[′kän·ik]
(mathematics)
A curve which may be represented as the intersection of a cone with a plane; the four types of conics are circle, ellipse, parabola, and hyperbola. Also known as conic section.

CONIC

["Dynamic Configuration for Distributed Systems", J. Kramer et al, IEEE Trans Soft Eng SE-11(4):424-436 (Apr 1985)].
References in periodicals archive ?
The use of projection planes based on cylinders, cones and planes has led to projections being described and classified variously as Conic, Cylindrical, Azimuthal and in various categories in between.
The subreflector is generated by a combination of local conic sections [S.sub.n] (n = 1, 2, 3, ..., N), sequentially concatenated to each other.
Hence the inductive assumption gives that either there is a line L [subset] M with deg(L [intersection] Z) [greater than or equal to] t + 2 or there is a conic D [subset] M with deg(D [intersection] Z) [greater than or equal to] 2t + 2.
Considerations regarding the evolution of joint by shrinking of the conic surfaces, The fifth National Symposium of Mechanic Machineries and Transmissions, MTM'88, pg.361, Cuj Napoca
Now as you move the point B, the movement of the circle is sampled along a conic locus.
HTML file created using Geogebra, illustrating the locus of the midpoint of a segment whose endpoints lie on a conic conic.html

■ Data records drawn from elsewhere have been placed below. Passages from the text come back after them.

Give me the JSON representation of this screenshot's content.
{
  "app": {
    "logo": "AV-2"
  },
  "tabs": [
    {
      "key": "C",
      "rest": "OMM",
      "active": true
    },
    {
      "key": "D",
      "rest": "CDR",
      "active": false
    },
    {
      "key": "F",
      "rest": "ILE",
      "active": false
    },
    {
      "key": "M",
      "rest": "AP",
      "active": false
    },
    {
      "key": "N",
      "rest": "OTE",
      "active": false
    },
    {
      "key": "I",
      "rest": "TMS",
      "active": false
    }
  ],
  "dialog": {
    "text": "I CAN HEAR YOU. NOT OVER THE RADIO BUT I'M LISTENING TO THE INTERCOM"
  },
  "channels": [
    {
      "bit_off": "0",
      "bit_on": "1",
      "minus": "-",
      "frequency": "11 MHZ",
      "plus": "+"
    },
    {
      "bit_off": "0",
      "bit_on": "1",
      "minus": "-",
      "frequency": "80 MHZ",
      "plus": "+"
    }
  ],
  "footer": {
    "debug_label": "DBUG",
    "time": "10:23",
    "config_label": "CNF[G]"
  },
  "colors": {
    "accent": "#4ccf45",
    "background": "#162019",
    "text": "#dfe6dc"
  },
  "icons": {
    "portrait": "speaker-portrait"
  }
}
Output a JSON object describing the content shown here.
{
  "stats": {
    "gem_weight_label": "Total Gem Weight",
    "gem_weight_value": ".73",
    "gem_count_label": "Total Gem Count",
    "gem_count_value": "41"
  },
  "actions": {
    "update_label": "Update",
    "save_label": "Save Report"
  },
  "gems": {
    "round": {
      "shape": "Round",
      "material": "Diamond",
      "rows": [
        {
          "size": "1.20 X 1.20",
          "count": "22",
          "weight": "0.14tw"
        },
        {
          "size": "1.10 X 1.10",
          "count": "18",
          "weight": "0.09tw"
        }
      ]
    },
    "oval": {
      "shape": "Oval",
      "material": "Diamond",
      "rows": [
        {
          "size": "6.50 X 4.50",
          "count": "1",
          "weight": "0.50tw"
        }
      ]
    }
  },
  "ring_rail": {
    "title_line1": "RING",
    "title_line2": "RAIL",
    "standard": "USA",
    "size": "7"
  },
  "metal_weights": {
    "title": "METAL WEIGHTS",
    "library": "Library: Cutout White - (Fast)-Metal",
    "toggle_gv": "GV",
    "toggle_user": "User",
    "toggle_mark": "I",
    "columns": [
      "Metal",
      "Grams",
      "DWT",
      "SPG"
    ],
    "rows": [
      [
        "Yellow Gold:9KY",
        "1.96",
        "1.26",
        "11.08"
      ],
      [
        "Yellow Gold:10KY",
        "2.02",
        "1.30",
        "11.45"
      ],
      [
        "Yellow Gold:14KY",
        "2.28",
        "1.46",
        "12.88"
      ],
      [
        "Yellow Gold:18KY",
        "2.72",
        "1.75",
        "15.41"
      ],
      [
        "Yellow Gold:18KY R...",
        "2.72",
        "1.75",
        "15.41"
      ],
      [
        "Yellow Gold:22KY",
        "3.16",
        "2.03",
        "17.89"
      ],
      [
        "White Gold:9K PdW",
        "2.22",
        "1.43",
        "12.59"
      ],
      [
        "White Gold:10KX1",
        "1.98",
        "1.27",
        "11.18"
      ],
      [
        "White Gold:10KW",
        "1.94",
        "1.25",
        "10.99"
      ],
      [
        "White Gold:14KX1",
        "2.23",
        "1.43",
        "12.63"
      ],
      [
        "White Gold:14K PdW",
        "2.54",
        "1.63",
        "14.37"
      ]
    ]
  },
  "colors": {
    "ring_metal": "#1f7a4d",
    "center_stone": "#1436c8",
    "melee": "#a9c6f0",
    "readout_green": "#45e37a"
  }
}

since what students had visually recognized as a particular conic did
The first is designed for use with Cabri Geometry to study the parabola as a conic section.
Keywords: -- pencils of conics, (q+1)-arcs, Galois fields, psychopathology of time
It is for this reason that I decided to write about the Arabic translation of the Conics of Apollonius, and its impact on the research, as well as on the mathematics of Descartes and Fermat.
One may also use this article as a different technique for reduction of conic sections to the standard forms.
Originally published in 2007, in Russian, by the Moscow Center for Continuous Mathematical Education, this book begins with coverage of the elementary properties of conics--material that can be approached with standard high school curriculum as background; the second chapter covers some auxiliary material not usually covered in high school but necessary for understanding the following, more complicated chapters on projective properties, and metric properties of conics. Some 50 exercises and problems (with solutions) offer support, along with approximately 100 carefully prepared figures.